Symptom Assessment Scale (SAS) (169kb docx) Measure severity of distress of the following symptoms: (1) Difficulty sleeping; (2) Appetite problems; (3) Nausea; (4) Bowel problems; (5) Breathing problems; (6) Fatigue; and (7) Pain.  Yes  Yes  Yes
Modified Borg Scale (mBORG) (182kb pdf) Assess difficulty of breathing in a person able to communicate verbally or point.  Yes  Yes  Yes
Mini-Nutritional Assessment Short-Form (MNA®-SF)(68.5kb pdf) Identify an older person who is malnourished or at risk of malnutrition.  Yes  Yes  Yes
Modified Resident's Verbal Brief Pain Inventory (M-RVBPI) (112kb pdf) Assess pain multidimensionally in a person able to communicate. This can be undertaken weekly or at longer intervals.  Yes  Yes  Yes
Numerical Rating Scale for pain (NRS) (31kb pdf) Assess pain intensity in a person able to communicate verbally or point.  Yes  Yes  Yes
Abbey Pain Scale (38.2kb pdf) Measure pain in a person with dementia who cannot communicate verbally.  Yes  Yes  Yes
Verbal Descriptor Scale (Pain Thermometer) (105kb pdf) Assess pain intensity in a person able communicate verbally or point, including a person with moderate to severe cognitive impairment.  Yes  Yes  Yes
Confusion Assessment Method (CAM) - Shortened version (142kb pdf) Identify a person with delirium.  Yes  Yes  Yes
Kessler Psychological Distress Scale (K10) (64kb pdf) Measure psychological distress.  Yes  Yes Use Cornell Scale for Depression
Modified Cornell Scale for Depression (CSD) – available in the ACFI Assessment Pack (CSD pages 10-13 and pages 27-40; 492kb pdf). Assess depression in a person with or without cognitive impairment.
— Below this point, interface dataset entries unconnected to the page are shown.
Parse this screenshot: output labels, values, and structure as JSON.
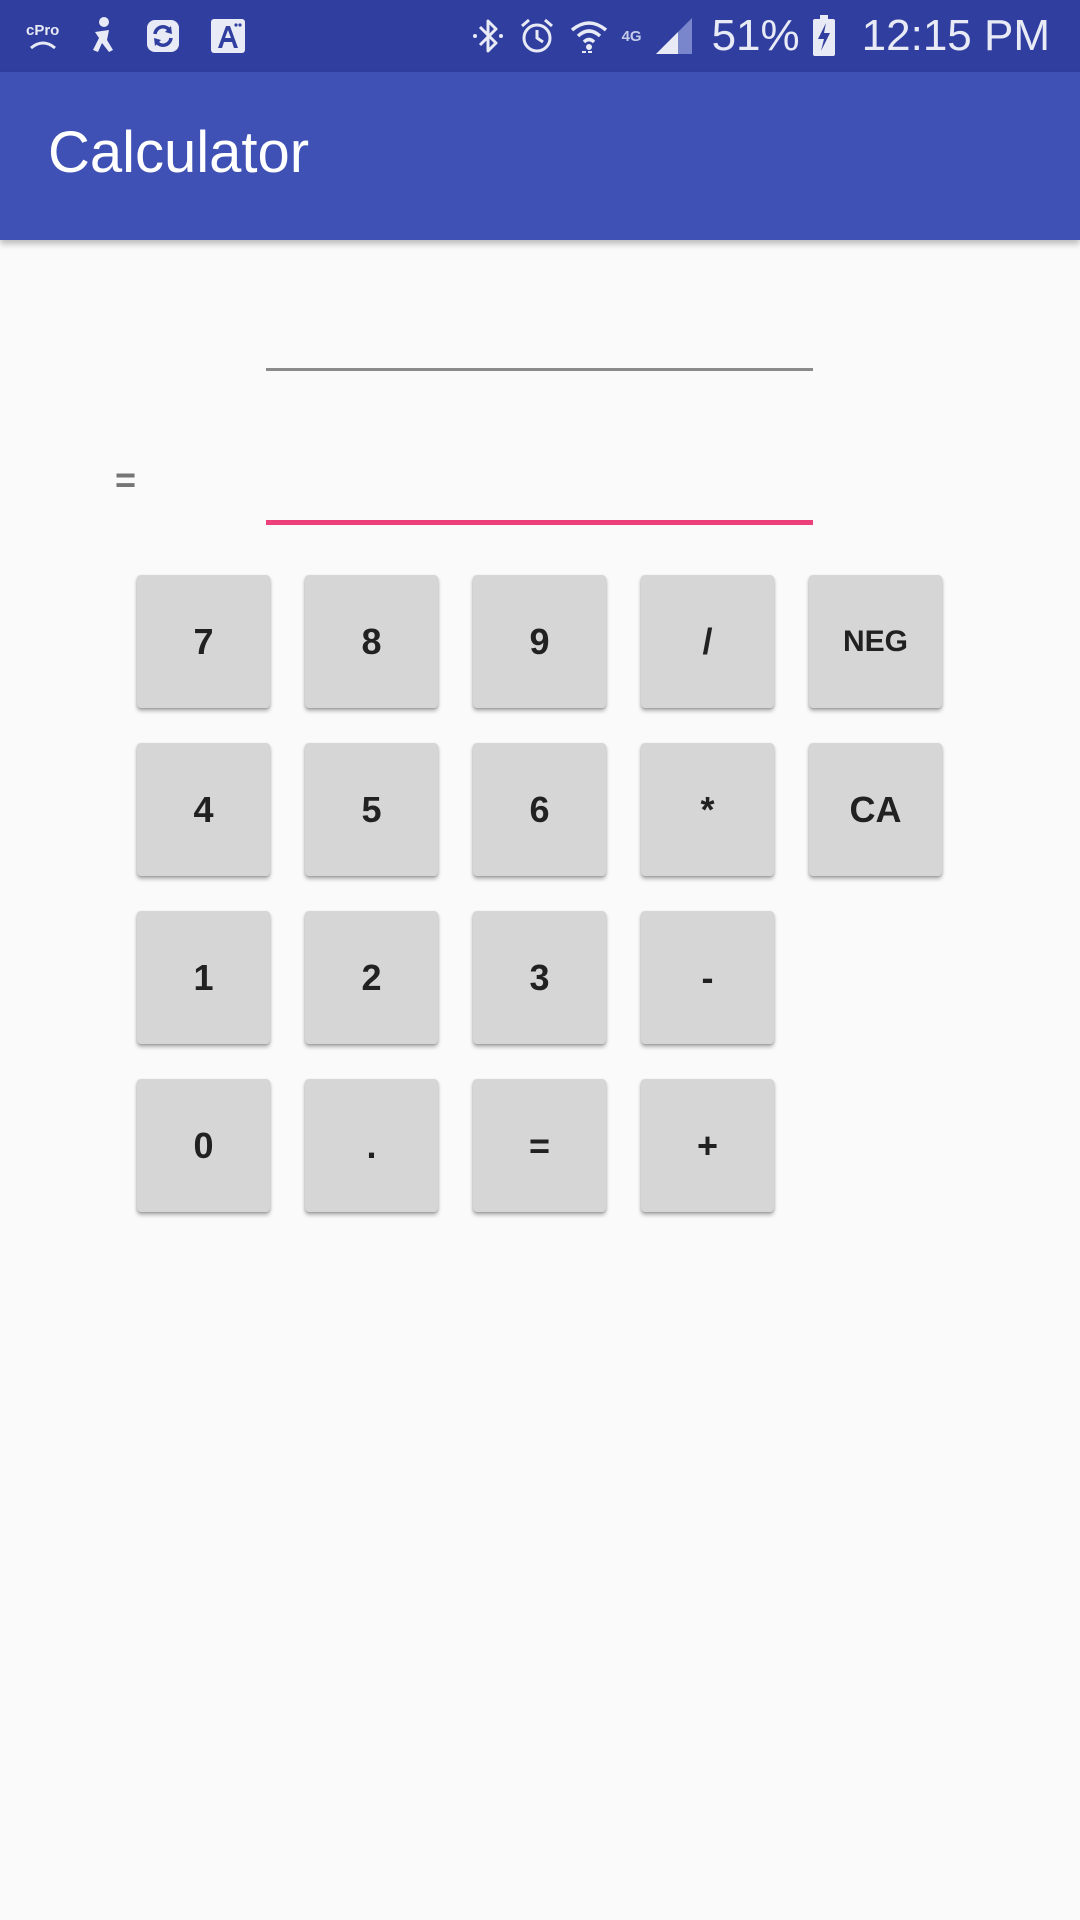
{
  "status_bar": {
    "left_icons": [
      "cpro-icon",
      "accessibility-icon",
      "sync-icon",
      "font-icon"
    ],
    "cpro_text": "cPro",
    "right_icons": [
      "bluetooth-icon",
      "alarm-icon",
      "wifi-icon",
      "lte-icon",
      "signal-icon",
      "battery-charging-icon"
    ],
    "network_label": "4G",
    "battery_percent": "51%",
    "time": "12:15 PM"
  },
  "app_bar": {
    "title": "Calculator",
    "color": "#3f51b5",
    "status_color": "#303f9f"
  },
  "display": {
    "expression_value": "",
    "result_label": "=",
    "result_value": "",
    "accent_color": "#ec407a"
  },
  "keypad": {
    "rows": [
      [
        "7",
        "8",
        "9",
        "/",
        "NEG"
      ],
      [
        "4",
        "5",
        "6",
        "*",
        "CA"
      ],
      [
        "1",
        "2",
        "3",
        "-"
      ],
      [
        "0",
        ".",
        "=",
        "+"
      ]
    ]
  }
}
Use K10 Use K10  Yes
NAT-CC – Needs Assessment Tool for Caregivers (148kb pdf) Identify areas of concern for someone providing care to a person living with a chronic condition.  Yes  Yes N.A

Criteria used to select the clinical tools

  • Ability to be applied in the Australian context;
  • Designed and validated for use with older people;
  • Useful clinically;
  • Avoiding tools requiring a paid subscription – noting that some clinical tools will require a one off free registration;
  • Intuitive to use by the relevant care providers across the aged care sector;
  • Recommended by a peak body (for example, included within a health pathway); and
  • Current.

Page updated 15 February 2023